“information space” / “information environment” / “consume content”Criticisms
- A large part of the ‘information environment’ is online, which differs significantly from intuitions developed in ancestral environments.
- Environmental Protection
- Urban Planning
- Public Health
Such as ‘pollution’ or ‘wildfire’.Criticisms
- Emergency frames can be ‘emotionally draining and create exhaustion, anxiety, guilt and fear.’ They also empower different groups unevenly, and may create help authorities justify taking undesirable actions. See The political effects of emergency frames in sustainability (2021) by Patterson et al.
- Regulation to improve the quality of information is environmental protection regulation.
See: this by Renee DiResta.Idioms
“contest of ideas” / “information warfare” / “cognitive warfare” / “cognitive security” / “epistemic security” / “culture war”Criticisms
Stephen Flusberg, Teenie Matlock & Paul Thibodeau, War metaphors in public discourse (2018)
- Evokes a sense of fear.
- Some work has found that ‘violent metaphors can influence views towards political violence, particularly in individuals with aggressive traits’ (Kalmoe, 2014).
- Reduces people to the battlefields on which the war is being fought, a type of dehumanisation.
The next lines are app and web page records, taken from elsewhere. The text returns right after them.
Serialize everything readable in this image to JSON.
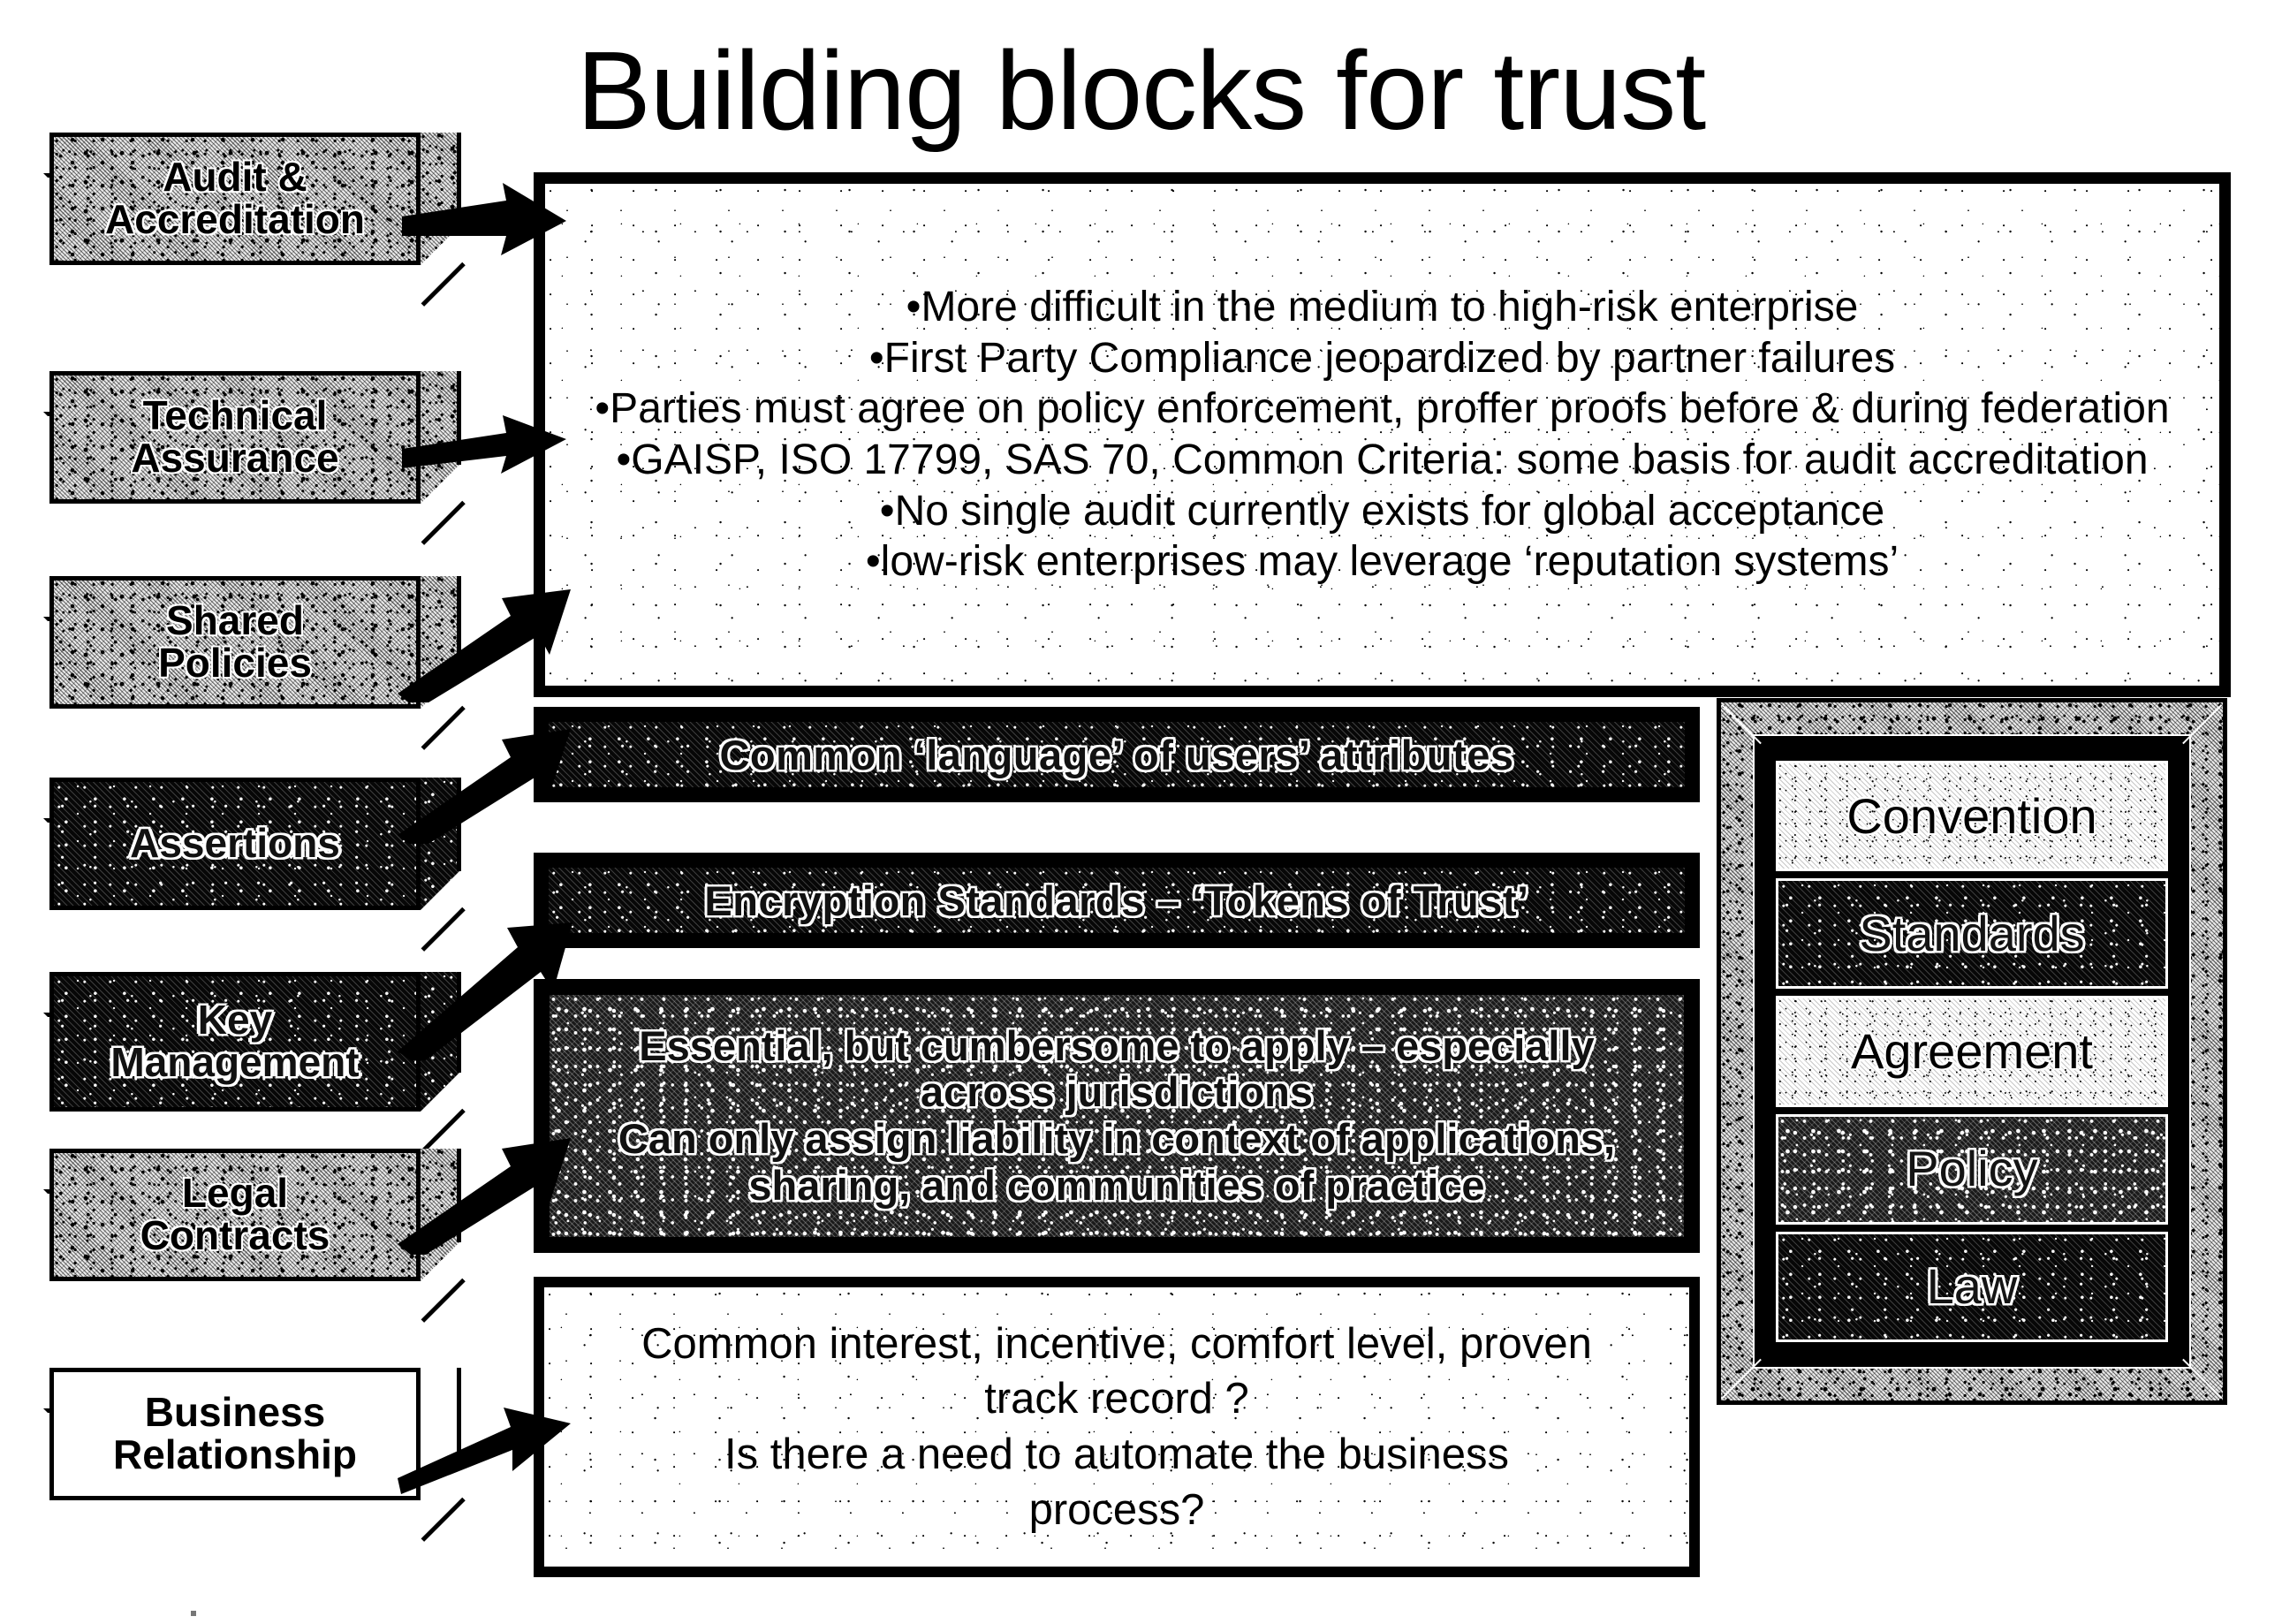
{
  "slide": {
    "title": "Building blocks for trust"
  },
  "blocks": [
    {
      "line1": "Audit &",
      "line2": "Accreditation",
      "style": "light"
    },
    {
      "line1": "Technical",
      "line2": "Assurance",
      "style": "light"
    },
    {
      "line1": "Shared",
      "line2": "Policies",
      "style": "light"
    },
    {
      "line1": "Assertions",
      "line2": "",
      "style": "dark"
    },
    {
      "line1": "Key",
      "line2": "Management",
      "style": "dark"
    },
    {
      "line1": "Legal",
      "line2": "Contracts",
      "style": "light"
    },
    {
      "line1": "Business",
      "line2": "Relationship",
      "style": "plain"
    }
  ],
  "main_panel": {
    "bullets": [
      "•More difficult in the medium to high-risk enterprise",
      "•First Party Compliance jeopardized by partner failures",
      "•Parties must agree on policy enforcement, proffer proofs before & during federation",
      "•GAISP, ISO 17799, SAS 70, Common Criteria: some basis for audit accreditation",
      "•No single audit currently exists for global acceptance",
      "•low-risk enterprises may leverage ‘reputation systems’"
    ]
  },
  "bar_assertions": {
    "text": "Common ‘language’ of users’ attributes"
  },
  "bar_keymanagement": {
    "text": "Encryption Standards – ‘Tokens of Trust’"
  },
  "panel_legal": {
    "lines": [
      "Essential, but cumbersome to apply – especially",
      "across jurisdictions",
      "Can only assign liability in context of applications,",
      "sharing, and communities of practice"
    ]
  },
  "panel_business": {
    "lines": [
      "Common interest, incentive, comfort level, proven",
      "track record ?",
      "Is there a need to automate the business",
      "process?"
    ]
  },
  "right_stack": {
    "items": [
      {
        "label": "Convention",
        "style": "lt"
      },
      {
        "label": "Standards",
        "style": "dk"
      },
      {
        "label": "Agreement",
        "style": "lt"
      },
      {
        "label": "Policy",
        "style": "dk"
      },
      {
        "label": "Law",
        "style": "dk"
      }
    ]
  },
  "colors": {
    "ink": "#000000",
    "paper": "#ffffff"
  }
}
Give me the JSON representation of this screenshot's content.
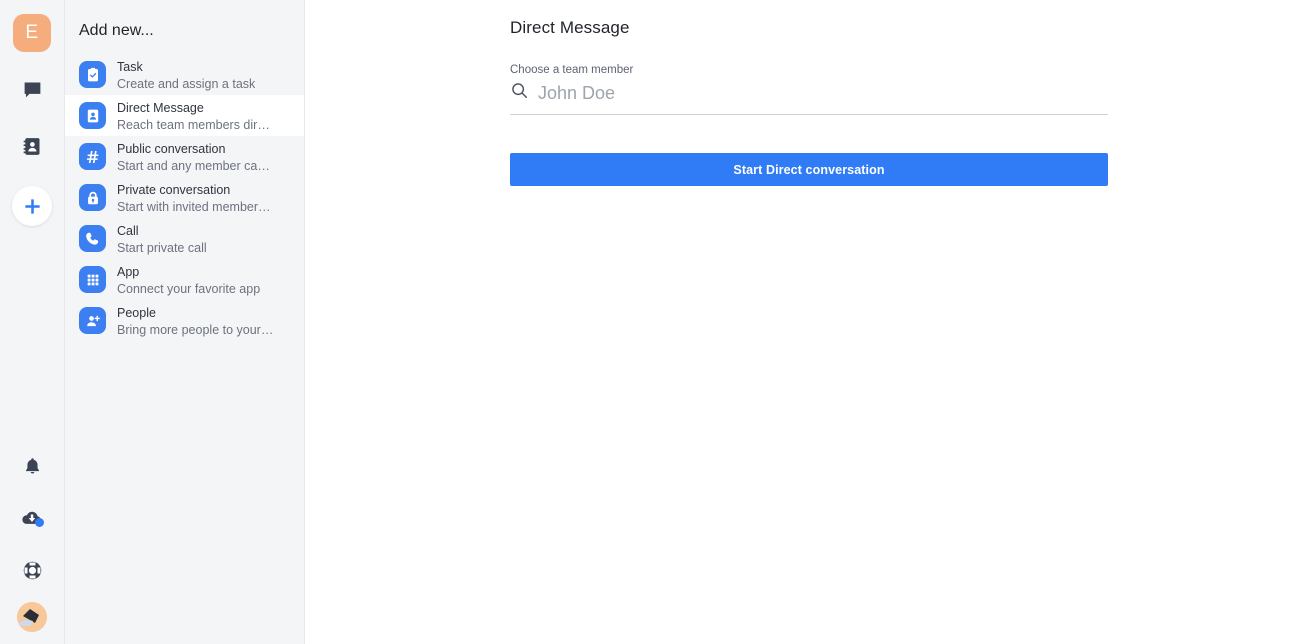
{
  "rail": {
    "workspace": {
      "initial": "E",
      "color": "#f5ad7e"
    },
    "top_items": [
      {
        "name": "chat-icon",
        "label": "Chat"
      },
      {
        "name": "contacts-icon",
        "label": "Contacts"
      },
      {
        "name": "create-new-icon",
        "label": "Create new"
      }
    ],
    "bottom_items": [
      {
        "name": "bell-icon",
        "label": "Notifications"
      },
      {
        "name": "cloud-download-icon",
        "label": "Install app",
        "badge": true
      },
      {
        "name": "lifebuoy-icon",
        "label": "Help"
      },
      {
        "name": "user-avatar",
        "label": "My account"
      }
    ]
  },
  "panel": {
    "title": "Add new...",
    "items": [
      {
        "icon": "clipboard-check-icon",
        "title": "Task",
        "subtitle": "Create and assign a task",
        "selected": false
      },
      {
        "icon": "contact-card-icon",
        "title": "Direct Message",
        "subtitle": "Reach team members directly",
        "selected": true
      },
      {
        "icon": "hash-icon",
        "title": "Public conversation",
        "subtitle": "Start and any member can jo…",
        "selected": false
      },
      {
        "icon": "lock-icon",
        "title": "Private conversation",
        "subtitle": "Start with invited members o…",
        "selected": false
      },
      {
        "icon": "phone-icon",
        "title": "Call",
        "subtitle": "Start private call",
        "selected": false
      },
      {
        "icon": "apps-grid-icon",
        "title": "App",
        "subtitle": "Connect your favorite app",
        "selected": false
      },
      {
        "icon": "person-plus-icon",
        "title": "People",
        "subtitle": "Bring more people to your te…",
        "selected": false
      }
    ]
  },
  "main": {
    "title": "Direct Message",
    "field_label": "Choose a team member",
    "search": {
      "icon": "search-icon",
      "value": "",
      "placeholder": "John Doe"
    },
    "submit_label": "Start Direct conversation"
  },
  "colors": {
    "accent": "#2f7cf6",
    "icon_tile": "#3b7ff0",
    "panel_bg": "#f4f5f7",
    "text_primary": "#2f343d",
    "text_secondary": "#6c727f",
    "avatar_bg": "#f5ad7e"
  }
}
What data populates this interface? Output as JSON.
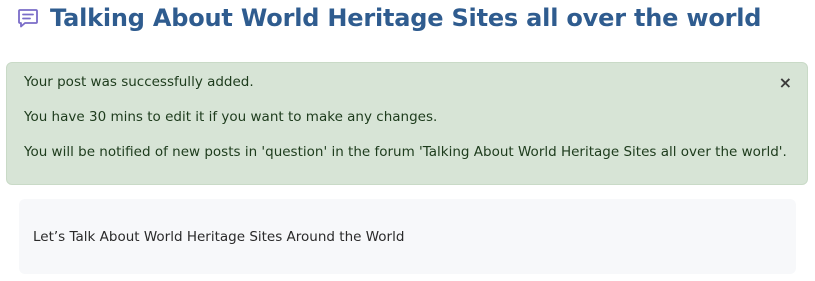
{
  "header": {
    "title": "Talking About World Heritage Sites all over the world",
    "icon": "discussion-icon",
    "title_color": "#2f5c8f",
    "icon_color": "#7a6cc8"
  },
  "alert": {
    "type": "success",
    "background": "#d7e4d6",
    "messages": [
      "Your post was successfully added.",
      "You have 30 mins to edit it if you want to make any changes.",
      "You will be notified of new posts in 'question' in the forum 'Talking About World Heritage Sites all over the world'."
    ],
    "close_label": "×"
  },
  "post": {
    "text": "Let’s Talk About World Heritage Sites Around the World"
  }
}
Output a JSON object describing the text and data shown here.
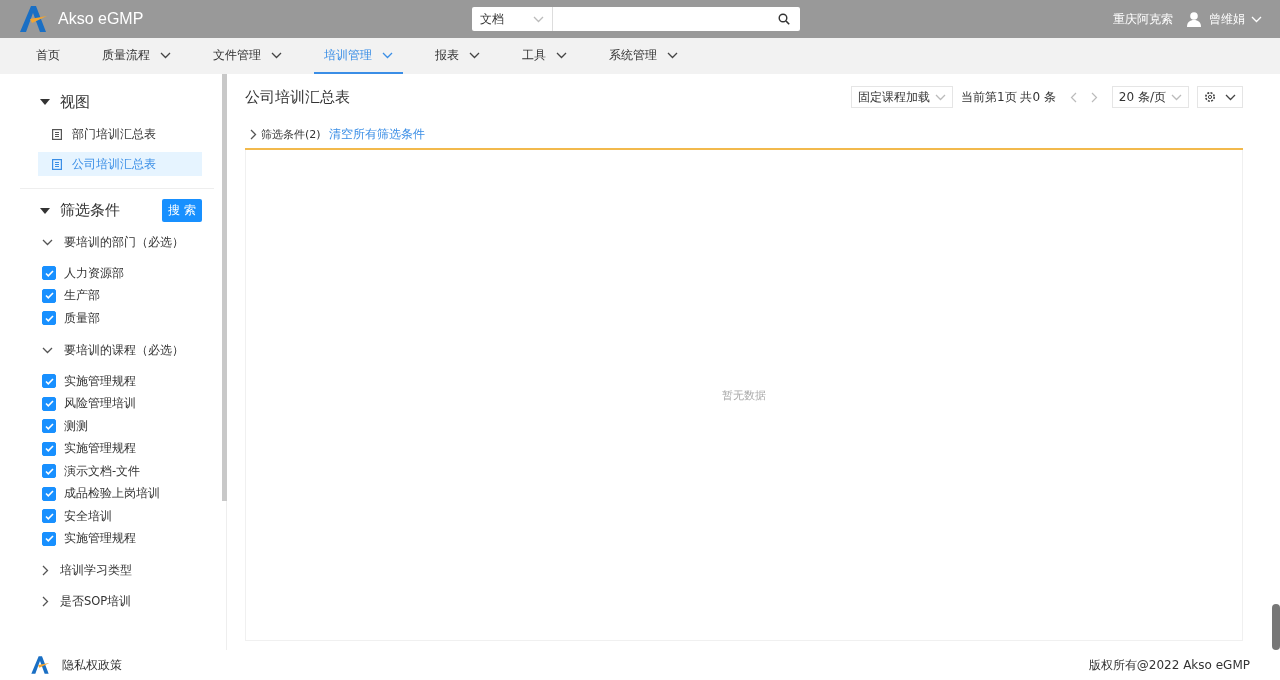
{
  "header": {
    "logo_text": "Akso eGMP",
    "search": {
      "scope": "文档"
    },
    "company": "重庆阿克索",
    "user": "曾维娟"
  },
  "nav": [
    {
      "label": "首页",
      "has_menu": false,
      "selected": false
    },
    {
      "label": "质量流程",
      "has_menu": true,
      "selected": false
    },
    {
      "label": "文件管理",
      "has_menu": true,
      "selected": false
    },
    {
      "label": "培训管理",
      "has_menu": true,
      "selected": true
    },
    {
      "label": "报表",
      "has_menu": true,
      "selected": false
    },
    {
      "label": "工具",
      "has_menu": true,
      "selected": false
    },
    {
      "label": "系统管理",
      "has_menu": true,
      "selected": false
    }
  ],
  "sidebar": {
    "views": {
      "title": "视图",
      "expanded": true,
      "items": [
        {
          "label": "部门培训汇总表",
          "selected": false
        },
        {
          "label": "公司培训汇总表",
          "selected": true
        }
      ]
    },
    "filters": {
      "title": "筛选条件",
      "expanded": true,
      "search_button": "搜 索",
      "groups": [
        {
          "label": "要培训的部门（必选）",
          "expanded": true,
          "options": [
            {
              "label": "人力资源部",
              "checked": true
            },
            {
              "label": "生产部",
              "checked": true
            },
            {
              "label": "质量部",
              "checked": true
            }
          ]
        },
        {
          "label": "要培训的课程（必选）",
          "expanded": true,
          "options": [
            {
              "label": "实施管理规程",
              "checked": true
            },
            {
              "label": "风险管理培训",
              "checked": true
            },
            {
              "label": "测测",
              "checked": true
            },
            {
              "label": "实施管理规程",
              "checked": true
            },
            {
              "label": "演示文档-文件",
              "checked": true
            },
            {
              "label": "成品检验上岗培训",
              "checked": true
            },
            {
              "label": "安全培训",
              "checked": true
            },
            {
              "label": "实施管理规程",
              "checked": true
            }
          ]
        },
        {
          "label": "培训学习类型",
          "expanded": false
        },
        {
          "label": "是否SOP培训",
          "expanded": false
        }
      ]
    }
  },
  "main": {
    "title": "公司培训汇总表",
    "load_button": "固定课程加载",
    "page_info": "当前第1页 共0 条",
    "page_size": "20 条/页",
    "filter_bar": {
      "label": "筛选条件(2)",
      "expanded": false,
      "clear_link": "清空所有筛选条件"
    },
    "empty_text": "暂无数据"
  },
  "footer": {
    "privacy": "隐私权政策",
    "copyright": "版权所有@2022 Akso eGMP"
  }
}
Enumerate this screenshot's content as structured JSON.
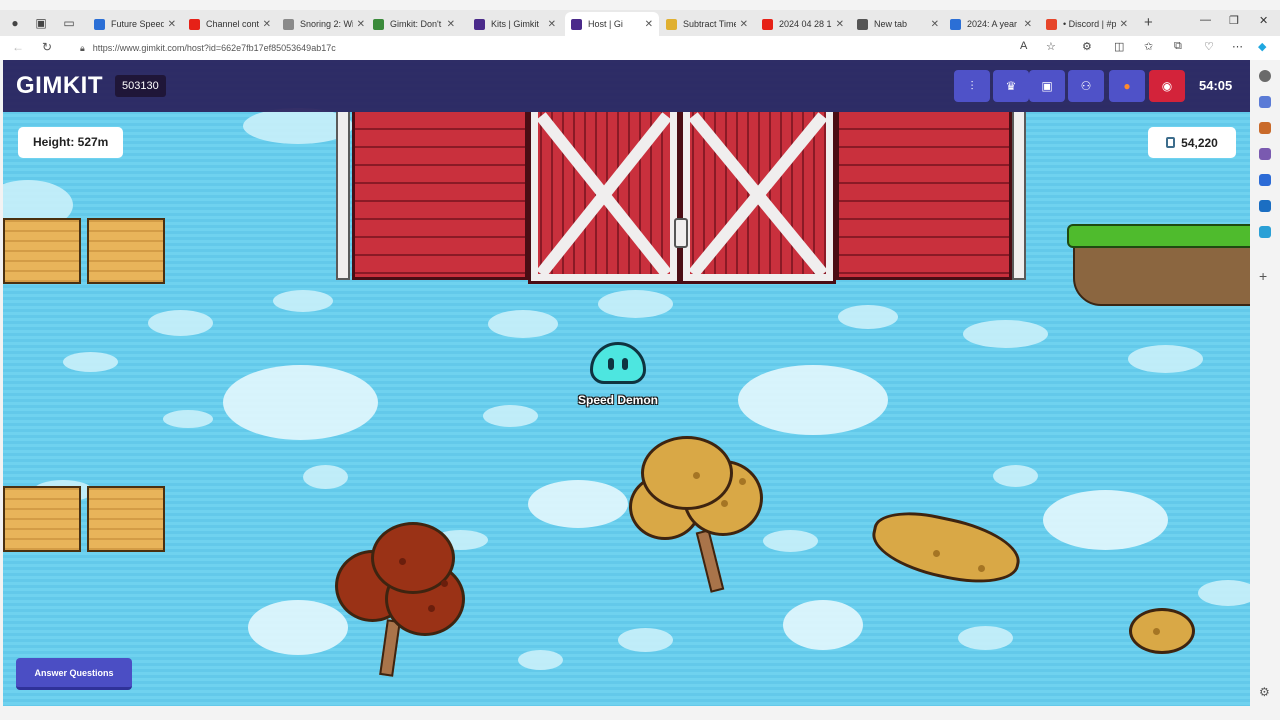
{
  "browser": {
    "tabs": [
      {
        "title": "Future Speed",
        "color": "#2b6fd6"
      },
      {
        "title": "Channel conte",
        "color": "#e62117"
      },
      {
        "title": "Snoring 2: Wil",
        "color": "#8a8a8a"
      },
      {
        "title": "Gimkit: Don't",
        "color": "#3a8a3a"
      },
      {
        "title": "Kits | Gimkit",
        "color": "#4a2a8a"
      },
      {
        "title": "Host | Gi",
        "color": "#4a2a8a"
      },
      {
        "title": "Subtract Time",
        "color": "#e0b030"
      },
      {
        "title": "2024 04 28 12",
        "color": "#e62117"
      },
      {
        "title": "New tab",
        "color": "#555555"
      },
      {
        "title": "2024: A year i",
        "color": "#2b6fd6"
      },
      {
        "title": "• Discord | #p",
        "color": "#e6452a"
      }
    ],
    "active_tab_index": 5,
    "url": "https://www.gimkit.com/host?id=662e7fb17ef85053649ab17c"
  },
  "game": {
    "logo": "GIMKIT",
    "code": "503130",
    "timer": "54:05",
    "height_label": "Height: 527m",
    "money": "54,220",
    "player_name": "Speed Demon",
    "answer_button": "Answer Questions",
    "header_buttons": [
      "waveform-icon",
      "trophy-icon",
      "lock-icon",
      "players-icon",
      "pumpkin-icon",
      "record-icon"
    ],
    "colors": {
      "header_bg": "#281e5a",
      "button_blue": "#4f52c8",
      "button_red": "#d3233a",
      "sky": "#6fd2ef",
      "player": "#4de6e0"
    }
  }
}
- Promotes an adversarial mindset.
- Establishes an expectation that the ‘war’ will, at some point, end, either in victory or defeat.
- The prevalence of conflict related idioms for disagreement in the English language doesn’t necessarily imply a metaphor for war. They are equally applicable to less adversarial concepts like board games or sports.
War constitutes an emergency frame. Emergency frames can be ‘emotionally draining and create exhaustion, anxiety, guilt and fear.’ They also empower different groups unevenly, and may create help authorities justify taking undesirable actions. See The political effects of emergency frames in sustainability (2021) by Patterson et al.
See also: Iain King, Towards an Information Warfare Theory of Victory (2020).
“on the one hand …, on the other hand …”
Ideologies are religions and political parties are organised religions. Political activity is religious activity.Idioms
“preaching to the converted” / “preaching to the choir”
The claim that public discourse can be formally modelled as a (massive) stochastic process.
Of course, there are many modelling paradigms that could be used. Options include voter models, agent-based models and models from the field of opinion dynamics.
All individuals occupy a point in the space, the coordinates of which describe their opinions, worldview, and information consumption habits.
I originally saw this on Twitter but I can’t find the tweet. The claim was that certain geometric properties of high-dimensional space fit with our intuition for how the space of public opinion operates. In particular, it is possible for two points in high-dimensional space to be ‘close’ along any one dimension, but that these small differences will accumulate and mean that the Euclidean distrance between the two points is very large. Likewise, in the space of possible worldviews, two individuals may have very similar opinions on the vast majority of topics, and very similar information consumption habits, but that any small differences accumulate and the two worldviews overall are incompatible.
Thank you to Peter Pomerantsev for a conversation on this topic.